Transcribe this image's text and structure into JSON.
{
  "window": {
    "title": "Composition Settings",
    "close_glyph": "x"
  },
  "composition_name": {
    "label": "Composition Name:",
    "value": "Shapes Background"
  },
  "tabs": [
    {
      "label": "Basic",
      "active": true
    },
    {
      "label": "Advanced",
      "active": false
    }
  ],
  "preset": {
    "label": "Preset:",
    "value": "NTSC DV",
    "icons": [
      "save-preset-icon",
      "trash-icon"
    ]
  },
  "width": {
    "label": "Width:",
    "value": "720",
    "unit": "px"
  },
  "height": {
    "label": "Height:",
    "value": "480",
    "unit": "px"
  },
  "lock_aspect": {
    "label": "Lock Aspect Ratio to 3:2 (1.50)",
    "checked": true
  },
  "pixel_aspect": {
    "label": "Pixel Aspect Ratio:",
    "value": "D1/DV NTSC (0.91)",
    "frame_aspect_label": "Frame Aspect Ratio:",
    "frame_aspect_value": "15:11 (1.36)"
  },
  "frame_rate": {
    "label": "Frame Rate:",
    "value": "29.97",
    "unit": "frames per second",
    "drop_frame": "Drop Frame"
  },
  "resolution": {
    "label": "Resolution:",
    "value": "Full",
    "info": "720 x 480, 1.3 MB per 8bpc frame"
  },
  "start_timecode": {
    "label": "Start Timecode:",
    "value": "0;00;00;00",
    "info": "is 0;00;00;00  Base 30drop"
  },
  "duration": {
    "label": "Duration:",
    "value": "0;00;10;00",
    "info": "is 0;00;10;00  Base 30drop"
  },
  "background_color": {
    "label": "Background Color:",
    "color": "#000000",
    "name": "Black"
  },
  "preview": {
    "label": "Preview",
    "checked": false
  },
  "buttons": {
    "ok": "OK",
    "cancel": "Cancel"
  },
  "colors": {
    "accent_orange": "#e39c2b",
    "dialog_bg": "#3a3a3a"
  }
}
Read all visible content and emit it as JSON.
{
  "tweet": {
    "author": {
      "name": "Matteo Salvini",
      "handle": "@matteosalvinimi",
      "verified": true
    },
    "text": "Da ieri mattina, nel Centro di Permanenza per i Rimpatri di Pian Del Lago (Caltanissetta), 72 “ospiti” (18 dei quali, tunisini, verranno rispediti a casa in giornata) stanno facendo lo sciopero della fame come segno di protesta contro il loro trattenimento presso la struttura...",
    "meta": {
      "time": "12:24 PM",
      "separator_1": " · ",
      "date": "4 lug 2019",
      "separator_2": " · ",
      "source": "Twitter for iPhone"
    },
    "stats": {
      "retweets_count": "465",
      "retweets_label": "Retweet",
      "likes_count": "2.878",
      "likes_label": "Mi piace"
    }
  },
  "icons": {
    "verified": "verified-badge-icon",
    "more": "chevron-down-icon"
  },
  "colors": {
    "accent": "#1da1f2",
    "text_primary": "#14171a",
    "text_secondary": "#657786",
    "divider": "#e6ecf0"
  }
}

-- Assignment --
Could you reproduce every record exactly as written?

-- Response box --
Transcribe this image's text and structure into JSON.
{
  "window": {
    "title": "Composition Settings",
    "close_glyph": "x"
  },
  "composition_name": {
    "label": "Composition Name:",
    "value": "Shapes Background"
  },
  "tabs": [
    {
      "label": "Basic",
      "active": true
    },
    {
      "label": "Advanced",
      "active": false
    }
  ],
  "preset": {
    "label": "Preset:",
    "value": "NTSC DV",
    "icons": [
      "save-preset-icon",
      "trash-icon"
    ]
  },
  "width": {
    "label": "Width:",
    "value": "720",
    "unit": "px"
  },
  "height": {
    "label": "Height:",
    "value": "480",
    "unit": "px"
  },
  "lock_aspect": {
    "label": "Lock Aspect Ratio to 3:2 (1.50)",
    "checked": true
  },
  "pixel_aspect": {
    "label": "Pixel Aspect Ratio:",
    "value": "D1/DV NTSC (0.91)",
    "frame_aspect_label": "Frame Aspect Ratio:",
    "frame_aspect_value": "15:11 (1.36)"
  },
  "frame_rate": {
    "label": "Frame Rate:",
    "value": "29.97",
    "unit": "frames per second",
    "drop_frame": "Drop Frame"
  },
  "resolution": {
    "label": "Resolution:",
    "value": "Full",
    "info": "720 x 480, 1.3 MB per 8bpc frame"
  },
  "start_timecode": {
    "label": "Start Timecode:",
    "value": "0;00;00;00",
    "info": "is 0;00;00;00  Base 30drop"
  },
  "duration": {
    "label": "Duration:",
    "value": "0;00;10;00",
    "info": "is 0;00;10;00  Base 30drop"
  },
  "background_color": {
    "label": "Background Color:",
    "color": "#000000",
    "name": "Black"
  },
  "preview": {
    "label": "Preview",
    "checked": false
  },
  "buttons": {
    "ok": "OK",
    "cancel": "Cancel"
  },
  "colors": {
    "accent_orange": "#e39c2b",
    "dialog_bg": "#3a3a3a"
  }
}
Read all visible content and emit it as JSON.
{
  "tweet": {
    "author": {
      "name": "Matteo Salvini",
      "handle": "@matteosalvinimi",
      "verified": true
    },
    "text": "Da ieri mattina, nel Centro di Permanenza per i Rimpatri di Pian Del Lago (Caltanissetta), 72 “ospiti” (18 dei quali, tunisini, verranno rispediti a casa in giornata) stanno facendo lo sciopero della fame come segno di protesta contro il loro trattenimento presso la struttura...",
    "meta": {
      "time": "12:24 PM",
      "separator_1": " · ",
      "date": "4 lug 2019",
      "separator_2": " · ",
      "source": "Twitter for iPhone"
    },
    "stats": {
      "retweets_count": "465",
      "retweets_label": "Retweet",
      "likes_count": "2.878",
      "likes_label": "Mi piace"
    }
  },
  "icons": {
    "verified": "verified-badge-icon",
    "more": "chevron-down-icon"
  },
  "colors": {
    "accent": "#1da1f2",
    "text_primary": "#14171a",
    "text_secondary": "#657786",
    "divider": "#e6ecf0"
  }
}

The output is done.